• WORK REQUIRED:
Determine which lines of the records include the word "Search", and copy them.

─── RECORDS SUPPLIED ───

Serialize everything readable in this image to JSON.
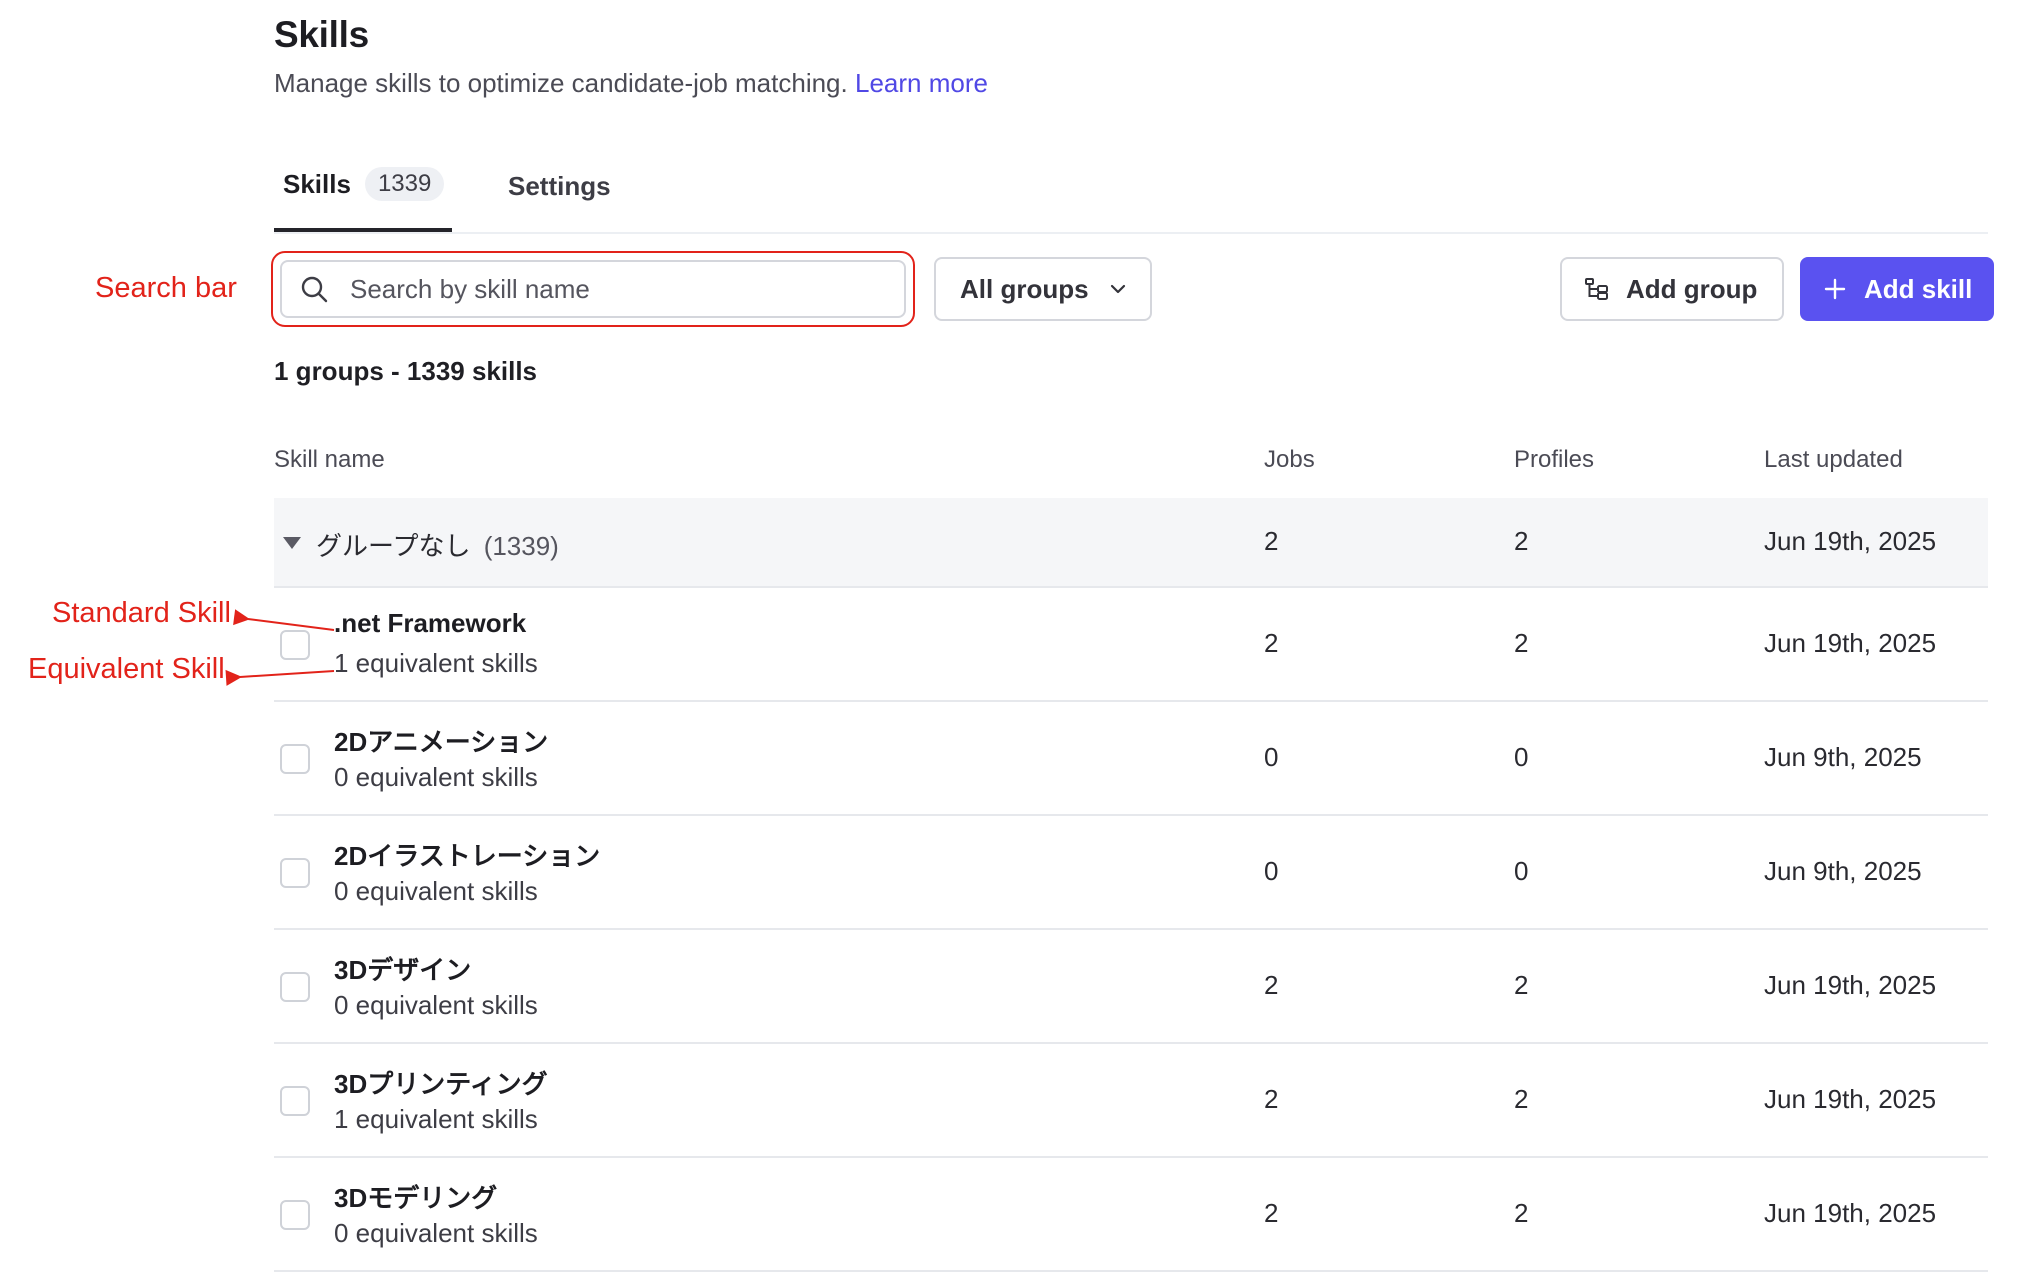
{
  "header": {
    "title": "Skills",
    "subtitle": "Manage skills to optimize candidate-job matching.",
    "learn_more": "Learn more"
  },
  "tabs": [
    {
      "label": "Skills",
      "count": "1339"
    },
    {
      "label": "Settings"
    }
  ],
  "toolbar": {
    "search_placeholder": "Search by skill name",
    "groups_select": "All groups",
    "add_group": "Add group",
    "add_skill": "Add skill"
  },
  "summary": "1 groups - 1339 skills",
  "table": {
    "columns": [
      "Skill name",
      "Jobs",
      "Profiles",
      "Last updated"
    ],
    "group": {
      "name": "グループなし",
      "count": "(1339)",
      "jobs": "2",
      "profiles": "2",
      "updated": "Jun 19th, 2025"
    },
    "rows": [
      {
        "name": ".net Framework",
        "equiv": "1 equivalent skills",
        "jobs": "2",
        "profiles": "2",
        "updated": "Jun 19th, 2025"
      },
      {
        "name": "2Dアニメーション",
        "equiv": "0 equivalent skills",
        "jobs": "0",
        "profiles": "0",
        "updated": "Jun 9th, 2025"
      },
      {
        "name": "2Dイラストレーション",
        "equiv": "0 equivalent skills",
        "jobs": "0",
        "profiles": "0",
        "updated": "Jun 9th, 2025"
      },
      {
        "name": "3Dデザイン",
        "equiv": "0 equivalent skills",
        "jobs": "2",
        "profiles": "2",
        "updated": "Jun 19th, 2025"
      },
      {
        "name": "3Dプリンティング",
        "equiv": "1 equivalent skills",
        "jobs": "2",
        "profiles": "2",
        "updated": "Jun 19th, 2025"
      },
      {
        "name": "3Dモデリング",
        "equiv": "0 equivalent skills",
        "jobs": "2",
        "profiles": "2",
        "updated": "Jun 19th, 2025"
      }
    ]
  },
  "annotations": {
    "search_bar": "Search bar",
    "standard_skill": "Standard Skill",
    "equivalent_skill": "Equivalent Skill",
    "color": "#e2231a"
  },
  "colors": {
    "accent": "#5a52f0",
    "link": "#5048e5"
  }
}
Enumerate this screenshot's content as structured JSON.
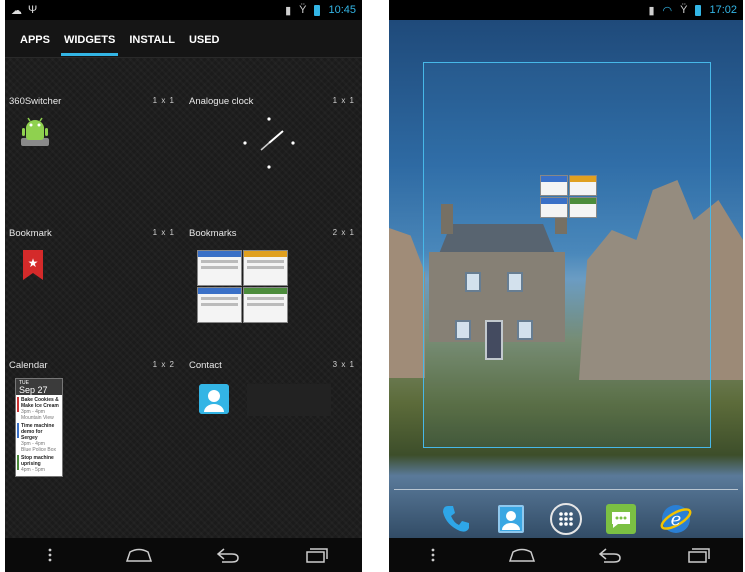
{
  "left": {
    "status": {
      "time": "10:45"
    },
    "tabs": [
      {
        "label": "APPS",
        "active": false
      },
      {
        "label": "WIDGETS",
        "active": true
      },
      {
        "label": "INSTALL",
        "active": false
      },
      {
        "label": "USED",
        "active": false
      }
    ],
    "widgets": [
      {
        "name": "360Switcher",
        "size": "1 x 1",
        "icon": "android-switch-icon"
      },
      {
        "name": "Analogue clock",
        "size": "1 x 1",
        "icon": "analog-clock-icon"
      },
      {
        "name": "Bookmark",
        "size": "1 x 1",
        "icon": "bookmark-ribbon-icon"
      },
      {
        "name": "Bookmarks",
        "size": "2 x 1",
        "icon": "bookmarks-thumbnails"
      },
      {
        "name": "Calendar",
        "size": "1 x 2",
        "icon": "calendar-preview"
      },
      {
        "name": "Contact",
        "size": "3 x 1",
        "icon": "contact-icon"
      }
    ],
    "calendar_preview": {
      "day": "TUE",
      "date": "Sep 27",
      "events": [
        {
          "title": "Bake Cookies & Make Ice Cream",
          "time": "3pm - 4pm",
          "place": "Mountain View"
        },
        {
          "title": "Time machine demo for Sergey",
          "time": "3pm - 4pm",
          "place": "Blue Police Box"
        },
        {
          "title": "Stop machine uprising",
          "time": "4pm - 5pm",
          "place": ""
        }
      ]
    }
  },
  "right": {
    "status": {
      "time": "17:02"
    },
    "dock_icons": [
      "phone-icon",
      "contacts-icon",
      "all-apps-icon",
      "messaging-icon",
      "browser-icon"
    ]
  },
  "colors": {
    "accent": "#33b5e5",
    "frame": "#47b8e8"
  }
}
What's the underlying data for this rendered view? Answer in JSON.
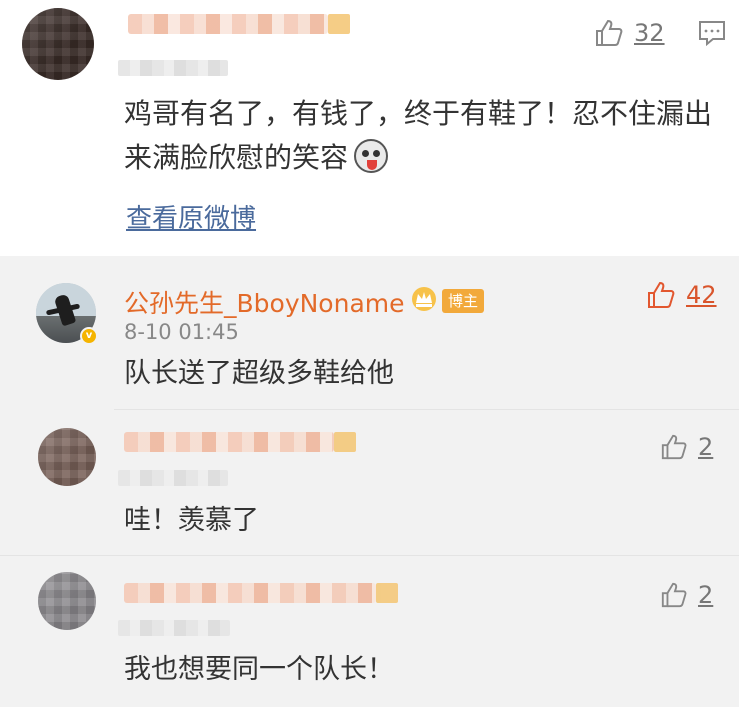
{
  "colors": {
    "page_background": "#f2f2f2",
    "card_background": "#ffffff",
    "blogger_name": "#e36a29",
    "link": "#4a6a9c",
    "blogger_badge": "#f2a93b",
    "liked": "#e2572f"
  },
  "top_comment": {
    "text": "鸡哥有名了，有钱了，终于有鞋了！忍不住漏出来满脸欣慰的笑容",
    "emoji": "doge-emoji",
    "like_count": "32",
    "like_icon": "thumbs-up-icon",
    "reply_icon": "comment-icon",
    "view_original": "查看原微博"
  },
  "replies": [
    {
      "name": "公孙先生_BboyNoname",
      "badges": [
        "crown-icon",
        "verified-icon"
      ],
      "badge_label": "博主",
      "time": "8-10 01:45",
      "text": "队长送了超级多鞋给他",
      "like_count": "42",
      "liked": true
    },
    {
      "text": "哇！羡慕了",
      "like_count": "2"
    },
    {
      "text": "我也想要同一个队长！",
      "like_count": "2"
    }
  ]
}
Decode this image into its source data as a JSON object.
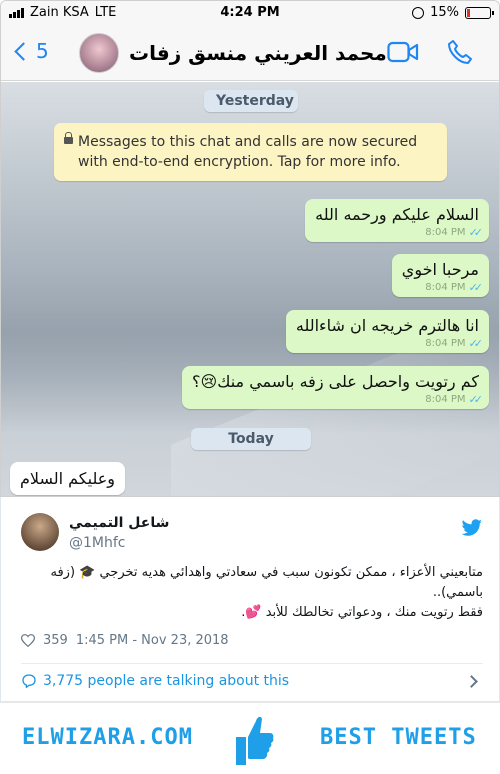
{
  "status_bar": {
    "carrier": "Zain KSA",
    "network": "LTE",
    "time": "4:24 PM",
    "battery_percent": "15%",
    "battery_level": 0.15
  },
  "chat_header": {
    "back_count": "5",
    "contact_name": "محمد العريني منسق زفات",
    "icons": [
      "chevron-left-icon",
      "video-call-icon",
      "phone-call-icon"
    ]
  },
  "chat": {
    "date_yesterday": "Yesterday",
    "security_notice": "Messages to this chat and calls are now secured with end-to-end encryption. Tap for more info.",
    "outgoing": [
      {
        "text": "السلام عليكم ورحمه الله",
        "time": "8:04 PM"
      },
      {
        "text": "مرحبا اخوي",
        "time": "8:04 PM"
      },
      {
        "text": "انا هالترم خريجه ان شاءالله",
        "time": "8:04 PM"
      },
      {
        "text": "كم رتويت واحصل على زفه باسمي منك😢؟",
        "time": "8:04 PM"
      }
    ],
    "date_today": "Today",
    "incoming": [
      {
        "text": "وعليكم السلام"
      }
    ]
  },
  "tweet": {
    "author_name": "شاعل التميمي",
    "author_handle": "@1Mhfc",
    "text_line1": "متابعيني الأعزاء ، ممكن تكونون سبب في سعادتي واهدائي هديه تخرجي 🎓 (زفه باسمي)..",
    "text_line2": "فقط رتويت منك ، ودعواتي تخالطك للأبد 💕.",
    "likes": "359",
    "timestamp": "1:45 PM - Nov 23, 2018",
    "talking": "3,775 people are talking about this"
  },
  "banner": {
    "left_text": "ELWIZARA.COM",
    "right_text": "BEST TWEETS"
  },
  "colors": {
    "whatsapp_blue": "#1f86f2",
    "outgoing_bubble": "#dcf8c6",
    "twitter_blue": "#1b95e0",
    "banner_blue": "#1e9fe8"
  }
}
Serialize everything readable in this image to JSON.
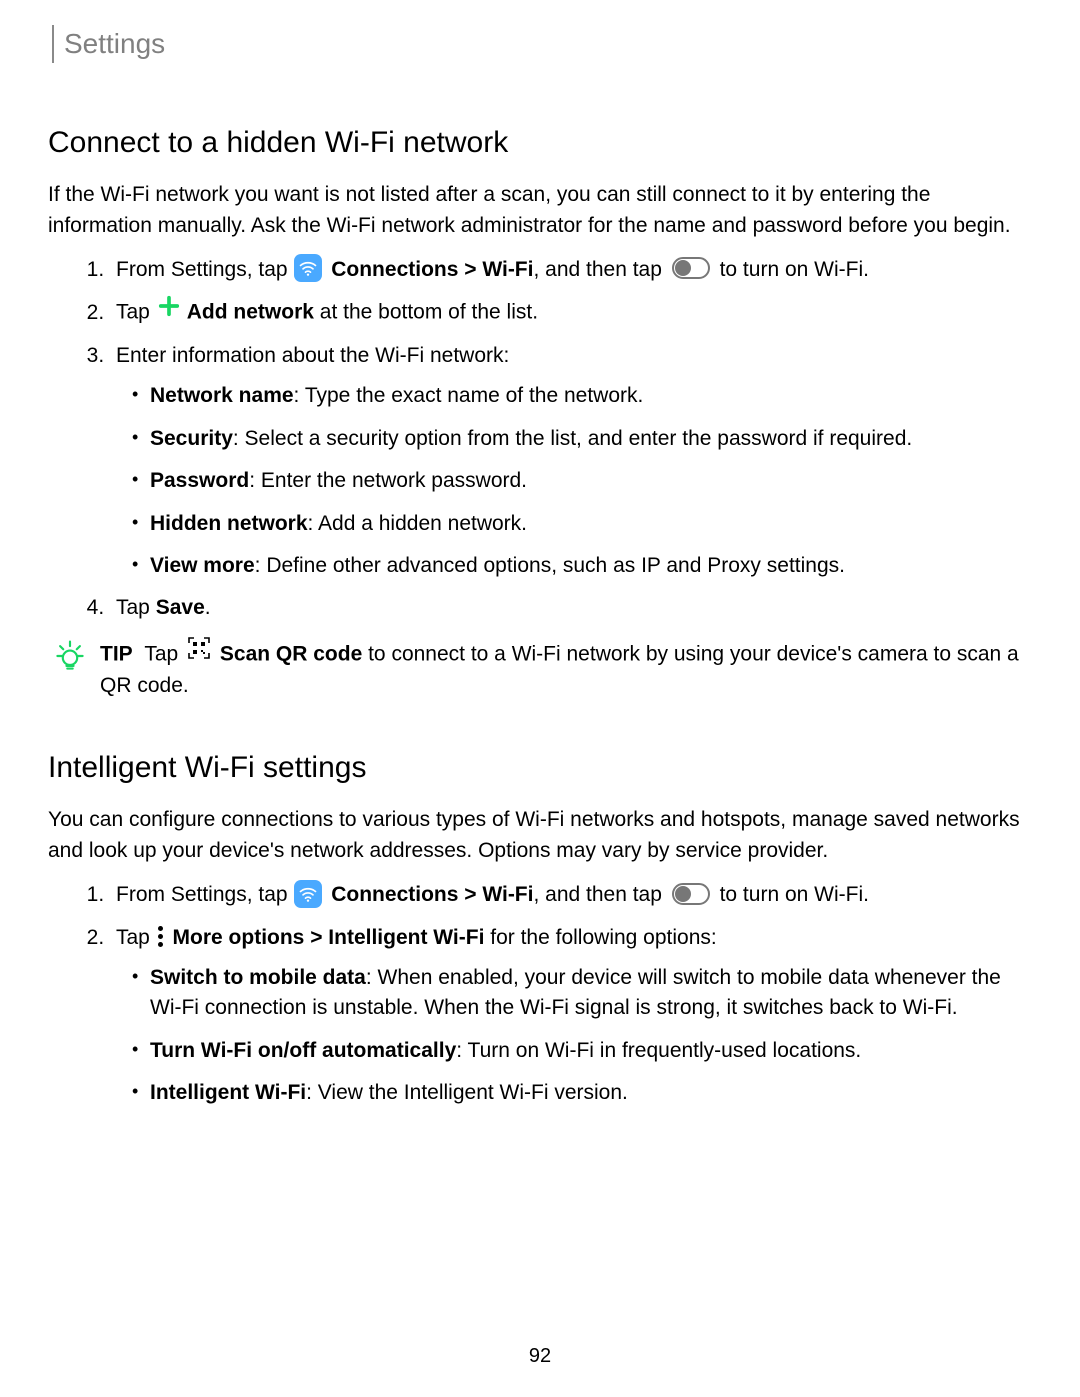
{
  "header": "Settings",
  "page_number": "92",
  "s1": {
    "title": "Connect to a hidden Wi-Fi network",
    "intro": "If the Wi-Fi network you want is not listed after a scan, you can still connect to it by entering the information manually. Ask the Wi-Fi network administrator for the name and password before you begin.",
    "step1_a": "From Settings, tap ",
    "step1_b": " Connections > Wi-Fi",
    "step1_c": ", and then tap ",
    "step1_d": " to turn on Wi-Fi.",
    "step2_a": "Tap ",
    "step2_b": " Add network",
    "step2_c": " at the bottom of the list.",
    "step3": "Enter information about the Wi-Fi network:",
    "b_net_name": "Network name",
    "b_net_name_t": ": Type the exact name of the network.",
    "b_sec": "Security",
    "b_sec_t": ": Select a security option from the list, and enter the password if required.",
    "b_pass": "Password",
    "b_pass_t": ": Enter the network password.",
    "b_hidden": "Hidden network",
    "b_hidden_t": ": Add a hidden network.",
    "b_view": "View more",
    "b_view_t": ": Define other advanced options, such as IP and Proxy settings.",
    "step4_a": "Tap ",
    "step4_b": "Save",
    "step4_c": ".",
    "tip_label": "TIP",
    "tip_a": "Tap ",
    "tip_b": " Scan QR code",
    "tip_c": " to connect to a Wi-Fi network by using your device's camera to scan a QR code."
  },
  "s2": {
    "title": "Intelligent Wi-Fi settings",
    "intro": "You can configure connections to various types of Wi-Fi networks and hotspots, manage saved networks and look up your device's network addresses. Options may vary by service provider.",
    "step1_a": "From Settings, tap ",
    "step1_b": " Connections > Wi-Fi",
    "step1_c": ", and then tap ",
    "step1_d": " to turn on Wi-Fi.",
    "step2_a": "Tap ",
    "step2_b": " More options > Intelligent Wi-Fi",
    "step2_c": " for the following options:",
    "b_switch": "Switch to mobile data",
    "b_switch_t": ": When enabled, your device will switch to mobile data whenever the Wi-Fi connection is unstable. When the Wi-Fi signal is strong, it switches back to Wi-Fi.",
    "b_auto": "Turn Wi-Fi on/off automatically",
    "b_auto_t": ": Turn on Wi-Fi in frequently-used locations.",
    "b_iwifi": "Intelligent Wi-Fi",
    "b_iwifi_t": ": View the Intelligent Wi-Fi version."
  }
}
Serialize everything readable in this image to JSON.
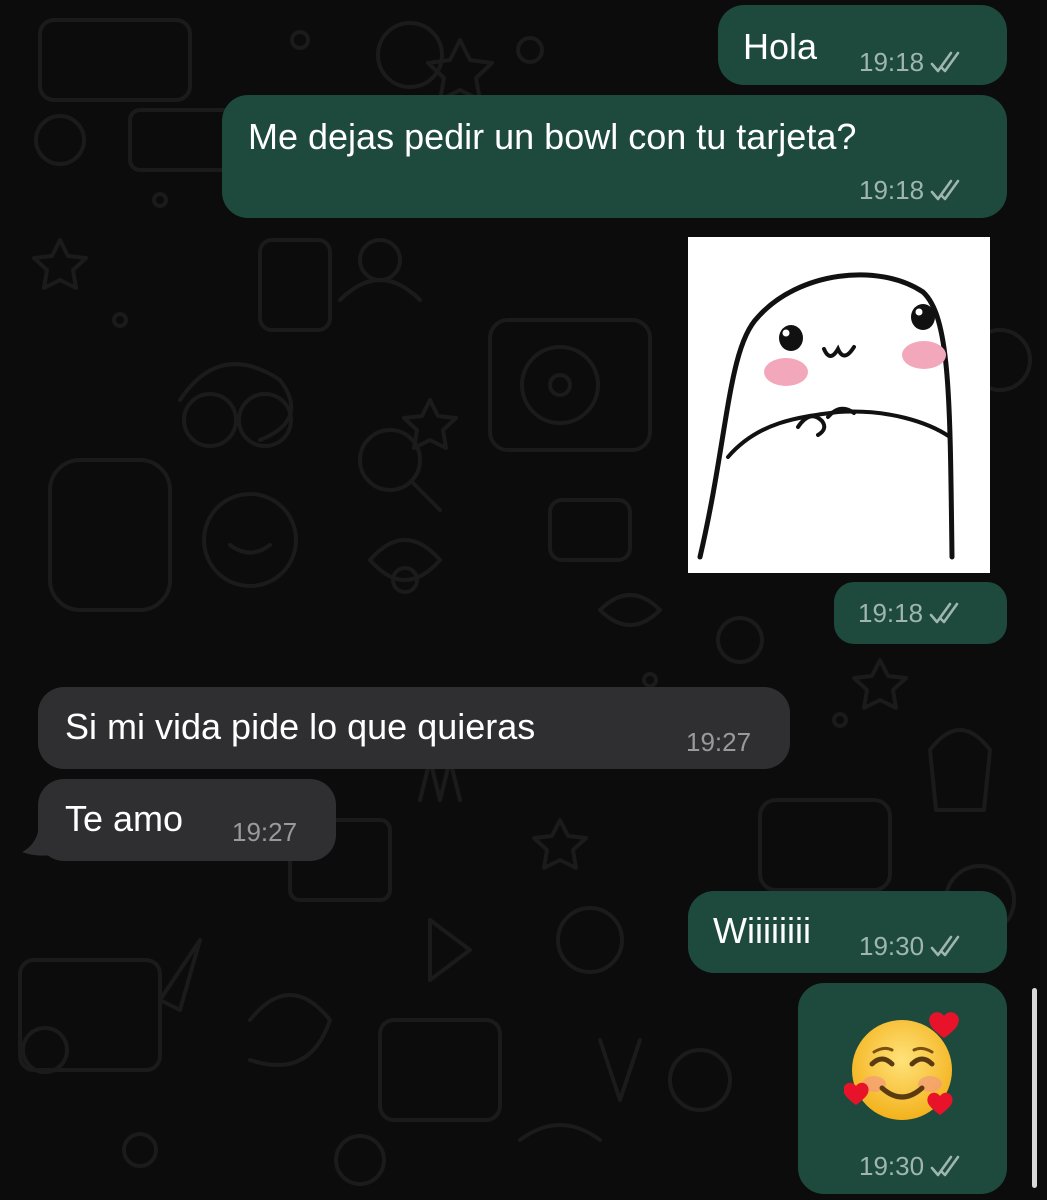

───

• SOLUTION BELOW:
    "search_placeholder": "Search by skill name",
    "search_bar": "Search bar",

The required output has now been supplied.